▶ [MATERIAL TO PROCESS]:
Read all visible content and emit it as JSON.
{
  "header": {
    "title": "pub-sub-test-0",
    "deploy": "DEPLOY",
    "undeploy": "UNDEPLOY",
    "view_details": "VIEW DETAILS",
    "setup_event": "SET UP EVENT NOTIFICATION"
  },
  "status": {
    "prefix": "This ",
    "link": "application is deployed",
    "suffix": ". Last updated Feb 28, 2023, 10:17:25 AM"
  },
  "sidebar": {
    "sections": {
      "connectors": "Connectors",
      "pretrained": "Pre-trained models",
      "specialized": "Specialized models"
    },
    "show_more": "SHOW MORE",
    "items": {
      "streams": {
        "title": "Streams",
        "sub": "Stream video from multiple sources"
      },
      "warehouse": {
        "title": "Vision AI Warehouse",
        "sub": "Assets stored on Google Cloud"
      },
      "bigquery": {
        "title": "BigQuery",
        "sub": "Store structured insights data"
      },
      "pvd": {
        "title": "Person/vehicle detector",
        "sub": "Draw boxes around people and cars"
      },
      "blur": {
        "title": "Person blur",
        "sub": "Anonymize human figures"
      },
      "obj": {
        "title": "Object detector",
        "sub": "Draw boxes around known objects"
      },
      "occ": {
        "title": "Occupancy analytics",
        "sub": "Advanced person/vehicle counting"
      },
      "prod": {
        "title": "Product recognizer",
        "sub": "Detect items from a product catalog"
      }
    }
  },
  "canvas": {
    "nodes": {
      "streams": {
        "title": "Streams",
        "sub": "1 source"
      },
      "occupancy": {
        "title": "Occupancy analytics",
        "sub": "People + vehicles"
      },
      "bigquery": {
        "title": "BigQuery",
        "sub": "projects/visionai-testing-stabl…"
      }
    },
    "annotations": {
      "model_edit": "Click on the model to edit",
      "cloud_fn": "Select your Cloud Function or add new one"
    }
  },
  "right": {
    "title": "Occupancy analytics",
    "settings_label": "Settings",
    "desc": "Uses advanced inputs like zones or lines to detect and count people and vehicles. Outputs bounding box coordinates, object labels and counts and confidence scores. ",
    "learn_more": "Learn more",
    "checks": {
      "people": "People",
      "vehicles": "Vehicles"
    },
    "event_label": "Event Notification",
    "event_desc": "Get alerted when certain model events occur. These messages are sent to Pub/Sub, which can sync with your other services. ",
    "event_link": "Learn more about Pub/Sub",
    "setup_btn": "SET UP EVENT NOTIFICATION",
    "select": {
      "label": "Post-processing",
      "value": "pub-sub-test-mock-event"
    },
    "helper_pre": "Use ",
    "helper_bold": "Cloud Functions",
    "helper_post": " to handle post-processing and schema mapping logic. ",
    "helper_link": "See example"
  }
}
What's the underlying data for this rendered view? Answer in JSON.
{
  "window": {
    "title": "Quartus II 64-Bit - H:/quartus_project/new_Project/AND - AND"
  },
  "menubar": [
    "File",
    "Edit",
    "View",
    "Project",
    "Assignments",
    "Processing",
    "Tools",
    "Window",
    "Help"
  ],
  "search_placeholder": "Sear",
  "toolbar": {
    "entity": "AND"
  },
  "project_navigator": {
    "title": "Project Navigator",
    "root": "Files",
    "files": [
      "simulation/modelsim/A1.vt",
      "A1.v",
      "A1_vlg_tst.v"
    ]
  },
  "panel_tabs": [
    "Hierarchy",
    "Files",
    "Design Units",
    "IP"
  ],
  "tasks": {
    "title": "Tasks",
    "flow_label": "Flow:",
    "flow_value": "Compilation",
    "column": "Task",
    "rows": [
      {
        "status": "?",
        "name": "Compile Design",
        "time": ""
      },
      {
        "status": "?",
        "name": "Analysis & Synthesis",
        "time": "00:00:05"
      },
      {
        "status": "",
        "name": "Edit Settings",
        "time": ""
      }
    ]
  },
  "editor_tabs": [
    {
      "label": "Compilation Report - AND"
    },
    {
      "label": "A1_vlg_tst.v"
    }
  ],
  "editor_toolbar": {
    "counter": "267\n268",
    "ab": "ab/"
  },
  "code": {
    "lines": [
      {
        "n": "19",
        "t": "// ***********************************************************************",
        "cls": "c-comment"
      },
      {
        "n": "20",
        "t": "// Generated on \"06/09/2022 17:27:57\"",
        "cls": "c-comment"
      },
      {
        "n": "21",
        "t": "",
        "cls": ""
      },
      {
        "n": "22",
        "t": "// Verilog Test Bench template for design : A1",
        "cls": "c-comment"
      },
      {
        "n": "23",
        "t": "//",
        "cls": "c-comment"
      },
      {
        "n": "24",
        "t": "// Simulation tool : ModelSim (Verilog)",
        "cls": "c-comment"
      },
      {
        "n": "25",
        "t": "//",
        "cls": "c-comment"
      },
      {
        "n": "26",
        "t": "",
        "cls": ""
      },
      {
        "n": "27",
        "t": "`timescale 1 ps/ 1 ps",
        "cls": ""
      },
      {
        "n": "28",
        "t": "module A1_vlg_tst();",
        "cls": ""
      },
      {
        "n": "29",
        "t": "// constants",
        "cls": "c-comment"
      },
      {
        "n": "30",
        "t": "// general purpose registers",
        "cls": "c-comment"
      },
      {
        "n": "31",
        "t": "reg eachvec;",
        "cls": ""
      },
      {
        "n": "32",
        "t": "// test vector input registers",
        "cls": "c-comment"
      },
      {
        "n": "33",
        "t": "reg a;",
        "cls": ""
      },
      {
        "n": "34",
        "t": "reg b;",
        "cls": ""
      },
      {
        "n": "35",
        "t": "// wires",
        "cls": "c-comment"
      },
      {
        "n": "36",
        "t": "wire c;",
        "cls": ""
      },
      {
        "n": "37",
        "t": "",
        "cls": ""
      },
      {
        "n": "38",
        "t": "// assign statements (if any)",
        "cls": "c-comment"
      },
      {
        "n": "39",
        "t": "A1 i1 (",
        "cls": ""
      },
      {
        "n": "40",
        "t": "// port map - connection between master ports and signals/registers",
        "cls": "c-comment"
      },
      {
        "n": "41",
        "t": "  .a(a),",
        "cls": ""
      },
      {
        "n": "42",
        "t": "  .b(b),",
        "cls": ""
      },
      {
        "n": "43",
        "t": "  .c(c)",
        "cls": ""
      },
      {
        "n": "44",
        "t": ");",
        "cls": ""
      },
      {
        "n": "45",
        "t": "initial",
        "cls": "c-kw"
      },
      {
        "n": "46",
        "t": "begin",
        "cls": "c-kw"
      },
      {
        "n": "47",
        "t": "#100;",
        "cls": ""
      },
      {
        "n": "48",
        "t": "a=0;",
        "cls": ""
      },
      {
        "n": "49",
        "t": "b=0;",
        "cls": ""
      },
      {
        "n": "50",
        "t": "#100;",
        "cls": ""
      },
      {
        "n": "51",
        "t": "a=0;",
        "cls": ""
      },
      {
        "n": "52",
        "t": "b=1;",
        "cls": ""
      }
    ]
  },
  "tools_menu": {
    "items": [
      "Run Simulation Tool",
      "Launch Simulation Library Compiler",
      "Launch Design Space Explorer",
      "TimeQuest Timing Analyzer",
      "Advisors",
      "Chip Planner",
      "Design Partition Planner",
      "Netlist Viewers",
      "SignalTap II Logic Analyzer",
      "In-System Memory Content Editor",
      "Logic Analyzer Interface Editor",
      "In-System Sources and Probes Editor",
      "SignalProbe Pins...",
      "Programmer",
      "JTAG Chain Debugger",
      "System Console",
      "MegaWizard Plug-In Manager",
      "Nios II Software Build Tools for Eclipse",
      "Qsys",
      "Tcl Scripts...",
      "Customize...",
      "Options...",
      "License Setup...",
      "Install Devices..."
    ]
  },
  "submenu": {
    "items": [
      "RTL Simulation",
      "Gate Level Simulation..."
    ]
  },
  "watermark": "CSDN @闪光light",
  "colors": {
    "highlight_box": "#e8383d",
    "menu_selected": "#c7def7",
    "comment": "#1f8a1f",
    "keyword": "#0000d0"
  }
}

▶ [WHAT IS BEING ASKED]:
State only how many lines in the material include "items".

▶ [EXERCISE RESULT]:
4